• **Entries provided**:

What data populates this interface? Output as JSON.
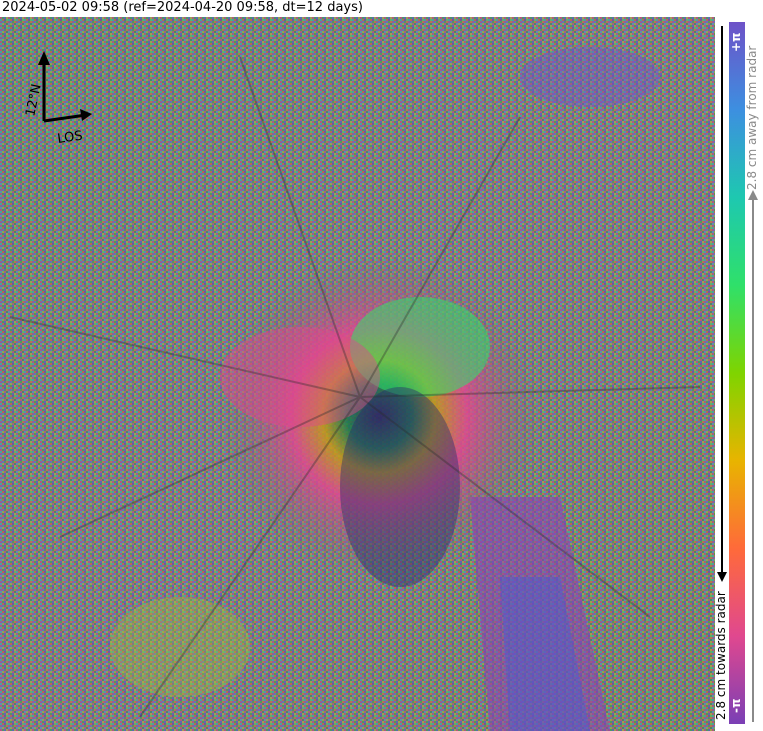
{
  "header": {
    "title": "2024-05-02 09:58 (ref=2024-04-20 09:58, dt=12 days)"
  },
  "compass": {
    "north_label": "12°N",
    "los_label": "LOS"
  },
  "colorbar": {
    "top_label": "+π",
    "bottom_label": "-π",
    "away_label": "2.8 cm away from radar",
    "towards_label": "2.8 cm towards radar",
    "colors": [
      "#7a3fb5",
      "#e0488f",
      "#ff6a3a",
      "#e8b400",
      "#7fd400",
      "#2fe06a",
      "#1ec8b0",
      "#3d8fe0",
      "#6e52c8"
    ]
  }
}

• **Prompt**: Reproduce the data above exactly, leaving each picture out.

• **Answer to this task**:
What data populates this interface? Output as JSON.
{
  "header": {
    "title": "2024-05-02 09:58 (ref=2024-04-20 09:58, dt=12 days)"
  },
  "compass": {
    "north_label": "12°N",
    "los_label": "LOS"
  },
  "colorbar": {
    "top_label": "+π",
    "bottom_label": "-π",
    "away_label": "2.8 cm away from radar",
    "towards_label": "2.8 cm towards radar",
    "colors": [
      "#7a3fb5",
      "#e0488f",
      "#ff6a3a",
      "#e8b400",
      "#7fd400",
      "#2fe06a",
      "#1ec8b0",
      "#3d8fe0",
      "#6e52c8"
    ]
  }
}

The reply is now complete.